Liver health assessment and visualization on a single platform.


  • Patient-friendly reports

  • Seamless integration into workflow through a PACS-integrated cloud-based service

  • AI-driven delineation of liver volume and individual Couinaud segments

  • MRI-based, therefore no radiation risk, giving your patients a safer experience

Key Benefits

Stratify Risk

Identification of patients at risk of poor post-operative outcomes to inform surgical decision-making.

Improve Outcomes

Clinically validated metrics to improve the accuracy of pre-operative liver health assessment1-5.

Inform Clinical Decisions

Quantitative assessment of liver health and volume presented in one comprehensive report.

What is Hepatica?

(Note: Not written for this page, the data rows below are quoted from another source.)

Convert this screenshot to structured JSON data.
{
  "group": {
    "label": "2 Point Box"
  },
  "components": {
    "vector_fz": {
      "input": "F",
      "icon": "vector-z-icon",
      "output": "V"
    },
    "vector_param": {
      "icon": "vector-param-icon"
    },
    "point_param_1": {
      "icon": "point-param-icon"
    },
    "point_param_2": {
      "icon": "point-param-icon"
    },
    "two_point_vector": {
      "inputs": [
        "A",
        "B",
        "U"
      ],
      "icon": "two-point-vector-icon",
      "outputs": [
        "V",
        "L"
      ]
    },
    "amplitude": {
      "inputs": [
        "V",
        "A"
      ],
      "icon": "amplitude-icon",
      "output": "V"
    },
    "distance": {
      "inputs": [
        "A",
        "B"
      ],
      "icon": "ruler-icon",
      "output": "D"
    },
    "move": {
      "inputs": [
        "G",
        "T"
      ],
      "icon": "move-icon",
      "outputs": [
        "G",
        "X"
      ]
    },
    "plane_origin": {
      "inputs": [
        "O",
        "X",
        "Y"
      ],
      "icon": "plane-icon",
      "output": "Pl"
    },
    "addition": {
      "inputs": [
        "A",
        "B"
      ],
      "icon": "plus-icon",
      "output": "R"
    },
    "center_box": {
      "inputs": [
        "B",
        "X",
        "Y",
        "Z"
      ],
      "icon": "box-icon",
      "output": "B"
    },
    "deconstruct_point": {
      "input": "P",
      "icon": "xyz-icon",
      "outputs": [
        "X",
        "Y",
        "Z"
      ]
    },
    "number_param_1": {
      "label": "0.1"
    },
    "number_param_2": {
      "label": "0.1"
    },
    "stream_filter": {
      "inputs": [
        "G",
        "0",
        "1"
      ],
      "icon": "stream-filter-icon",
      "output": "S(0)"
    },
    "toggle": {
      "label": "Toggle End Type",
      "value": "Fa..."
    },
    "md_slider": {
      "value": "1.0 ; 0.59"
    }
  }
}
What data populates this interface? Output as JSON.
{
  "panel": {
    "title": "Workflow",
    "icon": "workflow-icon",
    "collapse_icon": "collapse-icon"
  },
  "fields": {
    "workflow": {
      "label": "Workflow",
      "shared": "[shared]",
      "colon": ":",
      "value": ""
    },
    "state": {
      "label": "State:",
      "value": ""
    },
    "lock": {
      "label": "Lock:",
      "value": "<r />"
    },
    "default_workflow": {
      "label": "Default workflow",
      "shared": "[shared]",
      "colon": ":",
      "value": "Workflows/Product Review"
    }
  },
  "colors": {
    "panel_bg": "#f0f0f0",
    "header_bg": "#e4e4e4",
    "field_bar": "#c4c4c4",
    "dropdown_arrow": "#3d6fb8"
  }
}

Hepatica is a clinical and surgical decision support tool based on non-invasive quantitative multiparametric MRI. It enables more informed preoperative decision making and better risk-stratification, therefore improving post-operative outcomes. It does this by providing simultaneous evaluation of liver health (fibroinflammation and fat) and volumetry with AI-driven delineation of the liver and individual Couinaud segments in a single report of quantitative metrics. Hepatica has demonstrated early utility in identifying patients at risk of poor outcomes6, with the potential to inform surgical planning and realize significant cost savings through lowering the post-surgical complication rate and associated in-patient hospital stay.

Couinaud segment analysis

Liver fibroinflammation, fat and volume quantified across Couinaud segments to inform surgical decision-making

Whole liver analysis

Built on LiverMultiScan technology that provides validated biomarkers of liver health and predicts clinical outcomes1-4

1. Banerjee, R., et al. (2014). J Hepatol, 60(1), 69–77.
2. Pavlides, M., et al. (2017). Liver Int,, 37(7), 1065–1073.
3. Pavlides, M., et al. (2016). J Hepatol, 64(2), 308–315.
4. Jayaswal, N.A., et al. (2020). Liver Int. Online ahead of publication.
5. Bachtiar, V., et al. (2019). PLOS ONE, 14(4), e0214921.
6. Mole et al. (2020). PLOS ONE, Accepted.